**Assignment:**
All lines of the listing below must be reproduced character for character.

**Data supplied:**
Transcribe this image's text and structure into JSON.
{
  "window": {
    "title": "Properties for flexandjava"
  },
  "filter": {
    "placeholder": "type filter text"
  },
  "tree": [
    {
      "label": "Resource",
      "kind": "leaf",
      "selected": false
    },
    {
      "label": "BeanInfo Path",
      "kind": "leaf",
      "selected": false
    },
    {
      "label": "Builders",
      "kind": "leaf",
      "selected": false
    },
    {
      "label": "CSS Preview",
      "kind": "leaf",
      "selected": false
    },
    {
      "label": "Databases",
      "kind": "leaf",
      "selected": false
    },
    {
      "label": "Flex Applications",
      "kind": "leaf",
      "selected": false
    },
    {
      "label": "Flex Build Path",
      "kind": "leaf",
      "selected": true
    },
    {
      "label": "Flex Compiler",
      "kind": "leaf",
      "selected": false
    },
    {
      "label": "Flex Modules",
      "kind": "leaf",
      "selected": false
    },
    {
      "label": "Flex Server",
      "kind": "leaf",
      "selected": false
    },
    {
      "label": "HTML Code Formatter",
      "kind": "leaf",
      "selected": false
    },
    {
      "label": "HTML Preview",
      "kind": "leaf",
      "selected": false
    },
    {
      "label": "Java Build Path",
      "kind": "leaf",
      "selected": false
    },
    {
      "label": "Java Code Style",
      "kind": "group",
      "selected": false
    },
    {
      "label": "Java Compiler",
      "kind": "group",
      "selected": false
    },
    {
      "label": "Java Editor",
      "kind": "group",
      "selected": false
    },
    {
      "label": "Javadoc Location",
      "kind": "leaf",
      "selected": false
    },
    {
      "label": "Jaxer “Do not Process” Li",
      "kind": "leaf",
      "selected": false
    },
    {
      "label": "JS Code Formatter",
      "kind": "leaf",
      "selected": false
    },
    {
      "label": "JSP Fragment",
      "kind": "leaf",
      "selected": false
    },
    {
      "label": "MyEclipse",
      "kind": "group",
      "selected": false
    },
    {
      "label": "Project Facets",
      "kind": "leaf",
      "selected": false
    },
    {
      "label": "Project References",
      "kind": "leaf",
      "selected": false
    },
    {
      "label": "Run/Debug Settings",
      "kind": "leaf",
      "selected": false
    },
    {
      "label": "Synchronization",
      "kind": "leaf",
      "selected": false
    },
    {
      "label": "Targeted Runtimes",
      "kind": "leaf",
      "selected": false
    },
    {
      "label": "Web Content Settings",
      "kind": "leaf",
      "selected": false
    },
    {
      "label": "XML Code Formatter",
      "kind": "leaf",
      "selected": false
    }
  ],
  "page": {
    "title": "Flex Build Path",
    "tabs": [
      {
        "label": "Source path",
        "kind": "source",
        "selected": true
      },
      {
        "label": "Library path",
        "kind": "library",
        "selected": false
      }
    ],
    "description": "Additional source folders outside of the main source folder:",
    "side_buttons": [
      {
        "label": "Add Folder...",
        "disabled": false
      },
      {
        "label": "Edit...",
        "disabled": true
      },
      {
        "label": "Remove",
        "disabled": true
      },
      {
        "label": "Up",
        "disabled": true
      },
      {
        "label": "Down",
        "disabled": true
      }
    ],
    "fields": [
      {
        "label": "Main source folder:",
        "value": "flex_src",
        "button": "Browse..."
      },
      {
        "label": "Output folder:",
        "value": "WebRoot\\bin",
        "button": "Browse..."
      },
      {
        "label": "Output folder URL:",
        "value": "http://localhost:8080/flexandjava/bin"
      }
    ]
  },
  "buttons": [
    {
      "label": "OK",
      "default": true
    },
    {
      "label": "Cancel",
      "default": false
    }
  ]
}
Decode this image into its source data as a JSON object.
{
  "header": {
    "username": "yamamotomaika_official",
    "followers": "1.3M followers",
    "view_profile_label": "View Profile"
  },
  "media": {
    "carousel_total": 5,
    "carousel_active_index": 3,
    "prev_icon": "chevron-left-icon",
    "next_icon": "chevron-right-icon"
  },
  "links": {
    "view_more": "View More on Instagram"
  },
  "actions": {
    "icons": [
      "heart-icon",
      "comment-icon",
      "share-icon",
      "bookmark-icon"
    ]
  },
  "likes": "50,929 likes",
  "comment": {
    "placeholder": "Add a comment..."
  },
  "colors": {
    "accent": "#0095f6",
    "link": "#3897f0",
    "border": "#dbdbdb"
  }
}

**Your response:**
Transcribe this image's text and structure into JSON.
{
  "window": {
    "title": "Properties for flexandjava"
  },
  "filter": {
    "placeholder": "type filter text"
  },
  "tree": [
    {
      "label": "Resource",
      "kind": "leaf",
      "selected": false
    },
    {
      "label": "BeanInfo Path",
      "kind": "leaf",
      "selected": false
    },
    {
      "label": "Builders",
      "kind": "leaf",
      "selected": false
    },
    {
      "label": "CSS Preview",
      "kind": "leaf",
      "selected": false
    },
    {
      "label": "Databases",
      "kind": "leaf",
      "selected": false
    },
    {
      "label": "Flex Applications",
      "kind": "leaf",
      "selected": false
    },
    {
      "label": "Flex Build Path",
      "kind": "leaf",
      "selected": true
    },
    {
      "label": "Flex Compiler",
      "kind": "leaf",
      "selected": false
    },
    {
      "label": "Flex Modules",
      "kind": "leaf",
      "selected": false
    },
    {
      "label": "Flex Server",
      "kind": "leaf",
      "selected": false
    },
    {
      "label": "HTML Code Formatter",
      "kind": "leaf",
      "selected": false
    },
    {
      "label": "HTML Preview",
      "kind": "leaf",
      "selected": false
    },
    {
      "label": "Java Build Path",
      "kind": "leaf",
      "selected": false
    },
    {
      "label": "Java Code Style",
      "kind": "group",
      "selected": false
    },
    {
      "label": "Java Compiler",
      "kind": "group",
      "selected": false
    },
    {
      "label": "Java Editor",
      "kind": "group",
      "selected": false
    },
    {
      "label": "Javadoc Location",
      "kind": "leaf",
      "selected": false
    },
    {
      "label": "Jaxer “Do not Process” Li",
      "kind": "leaf",
      "selected": false
    },
    {
      "label": "JS Code Formatter",
      "kind": "leaf",
      "selected": false
    },
    {
      "label": "JSP Fragment",
      "kind": "leaf",
      "selected": false
    },
    {
      "label": "MyEclipse",
      "kind": "group",
      "selected": false
    },
    {
      "label": "Project Facets",
      "kind": "leaf",
      "selected": false
    },
    {
      "label": "Project References",
      "kind": "leaf",
      "selected": false
    },
    {
      "label": "Run/Debug Settings",
      "kind": "leaf",
      "selected": false
    },
    {
      "label": "Synchronization",
      "kind": "leaf",
      "selected": false
    },
    {
      "label": "Targeted Runtimes",
      "kind": "leaf",
      "selected": false
    },
    {
      "label": "Web Content Settings",
      "kind": "leaf",
      "selected": false
    },
    {
      "label": "XML Code Formatter",
      "kind": "leaf",
      "selected": false
    }
  ],
  "page": {
    "title": "Flex Build Path",
    "tabs": [
      {
        "label": "Source path",
        "kind": "source",
        "selected": true
      },
      {
        "label": "Library path",
        "kind": "library",
        "selected": false
      }
    ],
    "description": "Additional source folders outside of the main source folder:",
    "side_buttons": [
      {
        "label": "Add Folder...",
        "disabled": false
      },
      {
        "label": "Edit...",
        "disabled": true
      },
      {
        "label": "Remove",
        "disabled": true
      },
      {
        "label": "Up",
        "disabled": true
      },
      {
        "label": "Down",
        "disabled": true
      }
    ],
    "fields": [
      {
        "label": "Main source folder:",
        "value": "flex_src",
        "button": "Browse..."
      },
      {
        "label": "Output folder:",
        "value": "WebRoot\\bin",
        "button": "Browse..."
      },
      {
        "label": "Output folder URL:",
        "value": "http://localhost:8080/flexandjava/bin"
      }
    ]
  },
  "buttons": [
    {
      "label": "OK",
      "default": true
    },
    {
      "label": "Cancel",
      "default": false
    }
  ]
}
Decode this image into its source data as a JSON object.
{
  "header": {
    "username": "yamamotomaika_official",
    "followers": "1.3M followers",
    "view_profile_label": "View Profile"
  },
  "media": {
    "carousel_total": 5,
    "carousel_active_index": 3,
    "prev_icon": "chevron-left-icon",
    "next_icon": "chevron-right-icon"
  },
  "links": {
    "view_more": "View More on Instagram"
  },
  "actions": {
    "icons": [
      "heart-icon",
      "comment-icon",
      "share-icon",
      "bookmark-icon"
    ]
  },
  "likes": "50,929 likes",
  "comment": {
    "placeholder": "Add a comment..."
  },
  "colors": {
    "accent": "#0095f6",
    "link": "#3897f0",
    "border": "#dbdbdb"
  }
}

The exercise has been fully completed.